New Green Light PVP: a procedure for the treatment of benign prostate enlargement.
The recent acquisition of this new laser system offers the large number of men with symptoms due to benign prostate enlargement (BPH) an alternative to standard surgical treatment for this common non-cancerous condition.
The advantages of this new technique are that it is ‘minimally-invasive’ and can be performed as a day-case procedure with very few complications. Using ‘cutting edge’ technology, high power laser energy is delivered to the obstructing prostate tissue causing the tissue to vapourise without significant bleeding. This laser is one of the first of its kind in the south of England and given the excellent early results it is likely it will soon become the treatment of choice for men with troublesome urinary symptoms.
Men with benign enlargement of the prostate may suffer from obstruction to the flow of urine through the water pipe (urethra). This is due to swelling or enlargement of the prostate such that the bladder has to work under pressure to expel the urine. This gives rise to problems with urination and in some cases this may result in a complete stoppage with a painful inability to pass urine.
Most commonly, however, men present to their practitioners with varied lower urinary tract symptoms; urgency, frequency of urination, difficulty starting, poor flow and dribbling. If mild, these symptoms can be treated by medication, but if this fails or if symptoms are severe or if a complete stoppage occurs, then surgery is usually necessary.
The traditional surgical procedure involved coring out of the passage through the prostate by passing equipment up the urethra. This operation is called trans-urethral resection of the prostate (TURP) and it has been the preferred operation for the last 25 years with over 50,000 such operations carried out every year in the UK.
The long term results of this operation are very good but men are usually in hospital for 3 days and a catheter is kept in place for 1-2 days following surgery and the risk of bleeding requiring a blood transfusion is in the order of 5%.
Lasers have been used for a number of years but the results have never been sufficiently good to displace TURP as it has not been easy to get the procedure down to a daycase episode, furthermore some patients complained of pain passing water for a few weeks following the operation.
With recent technological advances the new generation high power KTP laser ‘Greenlight PVP’ represents a very significant challenge to the ‘gold standard’ status of TURP.
Why is this new treatment so good?
This laser system is able to deliver a very powerful modulated KTP-YAG laser beam which is absorbed by the haemoglobin pigment in tissue. This causes massive localised heating of the prostate tissue resulting in instantaneous vaporisation with virtually no bleeding. The laser is also passed up the urethra and so there are no ‘cuts’.
The advantages of photoselective vaporisation (PVP) of the prostate are outlined below:
- No cases of impotence have been reported following this operation (for TURP this is the case for as many as 1 in 7 men)
- It is less likely to cause any change to the amount of ejaculatory fluid produced during sex
- Bleeding is rare and so patients do not need to stop tablets such as aspirin before surgery

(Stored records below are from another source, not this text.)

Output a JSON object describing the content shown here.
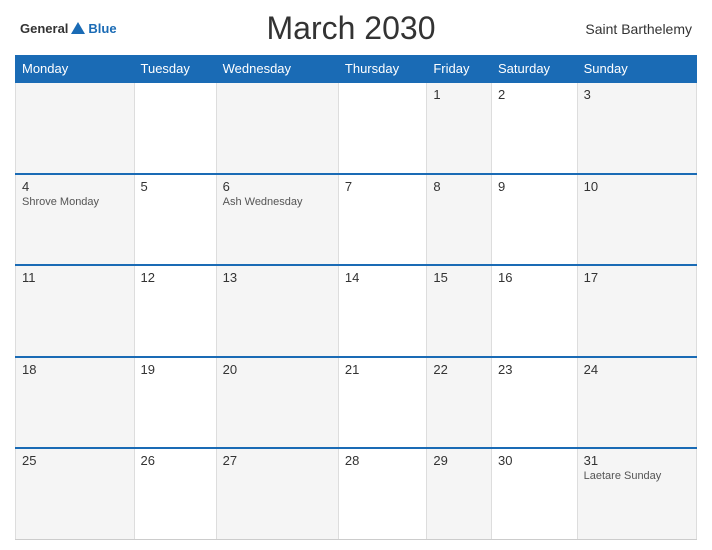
{
  "header": {
    "logo_general": "General",
    "logo_blue": "Blue",
    "title": "March 2030",
    "region": "Saint Barthelemy"
  },
  "days_of_week": [
    "Monday",
    "Tuesday",
    "Wednesday",
    "Thursday",
    "Friday",
    "Saturday",
    "Sunday"
  ],
  "weeks": [
    [
      {
        "day": "",
        "event": ""
      },
      {
        "day": "",
        "event": ""
      },
      {
        "day": "",
        "event": ""
      },
      {
        "day": "",
        "event": ""
      },
      {
        "day": "1",
        "event": ""
      },
      {
        "day": "2",
        "event": ""
      },
      {
        "day": "3",
        "event": ""
      }
    ],
    [
      {
        "day": "4",
        "event": "Shrove Monday"
      },
      {
        "day": "5",
        "event": ""
      },
      {
        "day": "6",
        "event": "Ash Wednesday"
      },
      {
        "day": "7",
        "event": ""
      },
      {
        "day": "8",
        "event": ""
      },
      {
        "day": "9",
        "event": ""
      },
      {
        "day": "10",
        "event": ""
      }
    ],
    [
      {
        "day": "11",
        "event": ""
      },
      {
        "day": "12",
        "event": ""
      },
      {
        "day": "13",
        "event": ""
      },
      {
        "day": "14",
        "event": ""
      },
      {
        "day": "15",
        "event": ""
      },
      {
        "day": "16",
        "event": ""
      },
      {
        "day": "17",
        "event": ""
      }
    ],
    [
      {
        "day": "18",
        "event": ""
      },
      {
        "day": "19",
        "event": ""
      },
      {
        "day": "20",
        "event": ""
      },
      {
        "day": "21",
        "event": ""
      },
      {
        "day": "22",
        "event": ""
      },
      {
        "day": "23",
        "event": ""
      },
      {
        "day": "24",
        "event": ""
      }
    ],
    [
      {
        "day": "25",
        "event": ""
      },
      {
        "day": "26",
        "event": ""
      },
      {
        "day": "27",
        "event": ""
      },
      {
        "day": "28",
        "event": ""
      },
      {
        "day": "29",
        "event": ""
      },
      {
        "day": "30",
        "event": ""
      },
      {
        "day": "31",
        "event": "Laetare Sunday"
      }
    ]
  ]
}
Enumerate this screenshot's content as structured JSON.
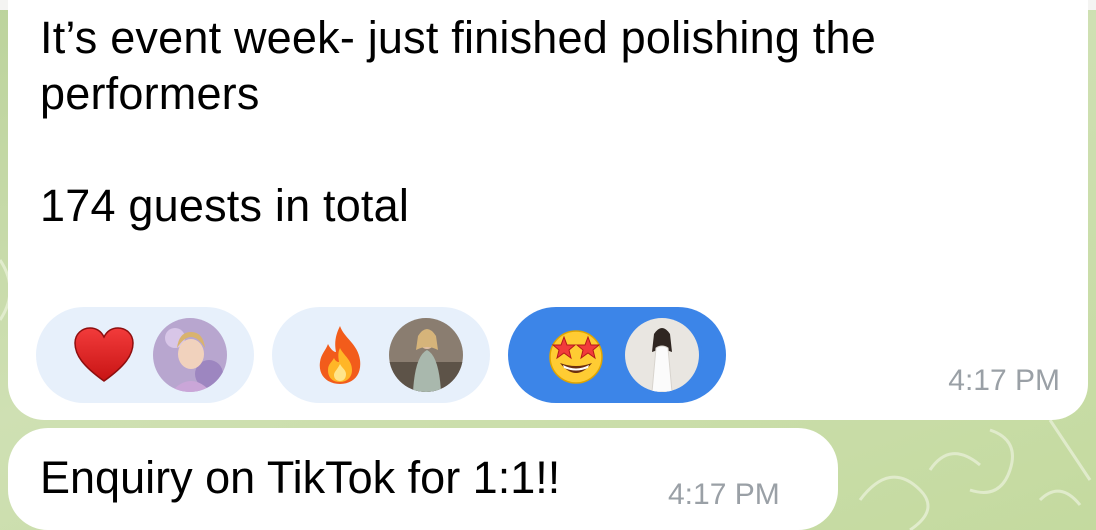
{
  "message1": {
    "text": "It’s event week- just finished polishing the\nperformers\n\n174 guests in total",
    "time": "4:17 PM",
    "reactions": [
      {
        "emoji": "heart-emoji",
        "avatar": "woman-lavender-avatar",
        "active": false
      },
      {
        "emoji": "fire-emoji",
        "avatar": "woman-grey-dress-avatar",
        "active": false
      },
      {
        "emoji": "star-struck-emoji",
        "avatar": "woman-white-outfit-avatar",
        "active": true
      }
    ]
  },
  "message2": {
    "text": "Enquiry on TikTok for 1:1!!",
    "time": "4:17 PM"
  },
  "colors": {
    "reaction_bg": "#e7f0fb",
    "reaction_active_bg": "#3c85e8",
    "timestamp": "#9aa0a6"
  }
}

- The majority of patients are home within 24 hours and so this is truly a day-case procedure
- If a catheter is sited after the procedure, it may be removed later the same day or the following day
- There is no limit to the size of prostate that can be treated this way
- Men otherwise deemed unfit for traditional surgery such as TURP are likely to be able to have this new alternative treatment
This operation is usually performed under a general anaesthetic and takes about 1 hour with at least three of these operations currently being performed each week at the North Hampshire Hospital and the Hampshire Clinic.